Balancing between your parents and your children
Being there to fulfill your children’s needs is something you’re used to by now. However, now you have to juggle between being a parent to your children and a caregiver to your parents. Start with making a schedule that will cover all the children’s activities, as well as your parents’ appointments or social calls. If you all stick to the schedule, you will avoid a huge amount of stress. Do some research and learn if there are any support groups or even financial resources for caregivers in Australia that are available to you. If your parents suffer from dementia, it’s a problem when you have to leave them alone to take your children anywhere, so consider asking your siblings or friends for help, or hire a part-time professional. Also, don’t hesitate to give your children some age-appropriate tasks, since their help can mean a lot to you, and it can help build their sense of responsibility, as well as their empathy. And finally, always find time for some self-care. If you don’t blow off some steam once in a while and if you don’t take good care of yourself, you won’t be at the top of your game, which will reflect on everybody in your household.
Discussing tough issues
There are certain conversations that can be extremely uncomfortable and create a lot of stress, both to you and your parents. For example, if it’s clear to you that your parents aren’t fit to drive any more, but they don’t see it, taking away their keys might insult and hurt them deeply. How do you even suggest that they should start wearing diapers if they refuse to acknowledge it themselves? And is there a way to explain to them that you can’t take care of them on your own? The way you approach these issues is extremely important. You might not reach a solution after just one conversation, but several of them instead. Be gentle and understanding, and try not to force them into anything, but rather work on opening their minds to new options. Do your research and show them only the best of the options you found. If you think your parents need assisted living arrangements, finding an aged care centre can be a good option, where they can choose where and how they want to live and exactly how much help they receive. Communities like these offer a variety of activities for those their age, as well as an opportunity to meet new people and make new friends. Whatever the topic of the conversation is, make sure that they understand that you only have their best interest at heart and you’re doing everything you can to help them.
Balancing between their need of assistance and their independence
Once their bodies and minds start giving in, one of the main problems is that they aren’t always aware of the extent of the problem. They are used to making their own decisions and being independent, and now you’re waltzing on the thin line between having to care for them and respecting their right to make their own choices. Although they aren’t physically capable of doing certain things on their own and they might even show some signs of dementia, they are still your parents. The roles might seem reversed since they’re the ones in your care now, but the things aren’t so black and white neither in your, nor your parents’ heads. So, you need to give them as much autonomy as you can, while still providing them with the help they need. If there are things they want to do that day, like visit their friends or even attend an event in Sydney, do your best to make it happen. If you can’t, talk to them and explain your situation, and try to reschedule those activities for another day.
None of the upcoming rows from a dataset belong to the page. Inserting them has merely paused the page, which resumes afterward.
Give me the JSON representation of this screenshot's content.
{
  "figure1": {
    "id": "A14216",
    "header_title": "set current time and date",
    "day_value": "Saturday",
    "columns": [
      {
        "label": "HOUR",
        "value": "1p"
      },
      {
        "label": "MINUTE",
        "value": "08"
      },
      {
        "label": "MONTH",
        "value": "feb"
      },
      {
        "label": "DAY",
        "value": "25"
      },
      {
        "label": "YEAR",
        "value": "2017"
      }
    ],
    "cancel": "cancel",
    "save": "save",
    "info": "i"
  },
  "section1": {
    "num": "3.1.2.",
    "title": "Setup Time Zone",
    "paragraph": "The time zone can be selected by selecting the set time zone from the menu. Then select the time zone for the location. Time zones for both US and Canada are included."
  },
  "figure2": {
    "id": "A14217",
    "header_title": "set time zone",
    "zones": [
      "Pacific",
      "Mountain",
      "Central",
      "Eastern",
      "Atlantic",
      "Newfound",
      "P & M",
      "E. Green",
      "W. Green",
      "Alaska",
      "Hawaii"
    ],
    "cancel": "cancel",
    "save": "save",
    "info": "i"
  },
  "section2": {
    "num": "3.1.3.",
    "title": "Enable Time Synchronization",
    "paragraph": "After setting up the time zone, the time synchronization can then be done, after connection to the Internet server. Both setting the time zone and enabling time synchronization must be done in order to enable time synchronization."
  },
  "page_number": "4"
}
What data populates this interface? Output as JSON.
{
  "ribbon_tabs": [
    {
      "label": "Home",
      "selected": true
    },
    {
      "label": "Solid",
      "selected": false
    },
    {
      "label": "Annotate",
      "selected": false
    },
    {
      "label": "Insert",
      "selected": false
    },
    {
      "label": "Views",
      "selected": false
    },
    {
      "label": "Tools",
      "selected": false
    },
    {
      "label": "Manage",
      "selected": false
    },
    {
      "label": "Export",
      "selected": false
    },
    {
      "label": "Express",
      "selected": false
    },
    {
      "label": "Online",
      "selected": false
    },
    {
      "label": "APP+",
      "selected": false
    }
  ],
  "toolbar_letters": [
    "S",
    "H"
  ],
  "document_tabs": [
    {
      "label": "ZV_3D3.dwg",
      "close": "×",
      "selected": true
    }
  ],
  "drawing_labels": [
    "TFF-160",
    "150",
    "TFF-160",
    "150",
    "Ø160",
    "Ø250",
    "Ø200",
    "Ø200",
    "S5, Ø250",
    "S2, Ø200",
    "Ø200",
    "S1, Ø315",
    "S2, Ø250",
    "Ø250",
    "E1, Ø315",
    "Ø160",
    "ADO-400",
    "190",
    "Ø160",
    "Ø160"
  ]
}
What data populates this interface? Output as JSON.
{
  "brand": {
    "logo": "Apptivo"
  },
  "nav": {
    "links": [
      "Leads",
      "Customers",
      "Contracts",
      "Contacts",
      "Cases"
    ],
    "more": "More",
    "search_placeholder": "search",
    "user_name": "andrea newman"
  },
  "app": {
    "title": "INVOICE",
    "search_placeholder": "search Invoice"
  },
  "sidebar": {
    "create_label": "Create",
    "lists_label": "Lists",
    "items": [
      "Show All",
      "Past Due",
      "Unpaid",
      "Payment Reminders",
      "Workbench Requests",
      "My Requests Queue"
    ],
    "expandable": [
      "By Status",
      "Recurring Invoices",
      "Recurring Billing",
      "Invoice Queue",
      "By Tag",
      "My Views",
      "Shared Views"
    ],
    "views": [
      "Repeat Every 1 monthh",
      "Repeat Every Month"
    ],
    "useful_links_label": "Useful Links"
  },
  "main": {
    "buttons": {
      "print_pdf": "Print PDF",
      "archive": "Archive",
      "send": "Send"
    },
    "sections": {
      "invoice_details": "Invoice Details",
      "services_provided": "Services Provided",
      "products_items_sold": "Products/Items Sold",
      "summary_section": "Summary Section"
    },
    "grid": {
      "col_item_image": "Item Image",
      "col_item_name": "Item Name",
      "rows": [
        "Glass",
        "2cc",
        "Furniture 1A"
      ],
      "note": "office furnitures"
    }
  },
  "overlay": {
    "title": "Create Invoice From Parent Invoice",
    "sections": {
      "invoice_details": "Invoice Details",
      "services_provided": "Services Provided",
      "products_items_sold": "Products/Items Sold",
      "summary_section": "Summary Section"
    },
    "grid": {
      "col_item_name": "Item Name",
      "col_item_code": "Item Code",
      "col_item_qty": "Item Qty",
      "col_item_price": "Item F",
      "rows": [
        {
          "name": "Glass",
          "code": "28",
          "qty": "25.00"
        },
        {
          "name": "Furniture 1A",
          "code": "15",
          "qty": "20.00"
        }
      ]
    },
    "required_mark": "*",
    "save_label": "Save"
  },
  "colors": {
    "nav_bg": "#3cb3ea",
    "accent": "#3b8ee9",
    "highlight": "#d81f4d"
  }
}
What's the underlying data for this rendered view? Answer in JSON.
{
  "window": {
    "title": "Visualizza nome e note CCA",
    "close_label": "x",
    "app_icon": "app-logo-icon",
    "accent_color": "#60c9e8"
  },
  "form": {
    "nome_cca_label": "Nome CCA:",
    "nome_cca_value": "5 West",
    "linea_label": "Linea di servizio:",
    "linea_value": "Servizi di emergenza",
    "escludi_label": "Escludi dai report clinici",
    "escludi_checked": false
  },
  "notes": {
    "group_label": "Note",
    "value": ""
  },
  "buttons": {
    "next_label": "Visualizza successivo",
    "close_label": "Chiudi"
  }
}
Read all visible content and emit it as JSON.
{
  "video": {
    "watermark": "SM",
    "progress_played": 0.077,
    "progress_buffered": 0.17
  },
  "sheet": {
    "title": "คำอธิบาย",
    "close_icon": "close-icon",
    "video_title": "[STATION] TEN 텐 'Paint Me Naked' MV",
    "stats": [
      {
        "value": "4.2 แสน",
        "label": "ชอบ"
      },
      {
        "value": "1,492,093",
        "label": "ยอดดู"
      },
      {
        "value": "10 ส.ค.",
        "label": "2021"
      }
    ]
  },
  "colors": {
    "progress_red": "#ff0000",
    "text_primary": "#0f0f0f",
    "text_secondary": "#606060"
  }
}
Caring for your elderly parents takes a lot of patience and strength. However, there’s no shame in admitting you can’t handle everything yourself. Therefore, both you and your parents should be aware of all existing options and choose the ones that work best for your situation.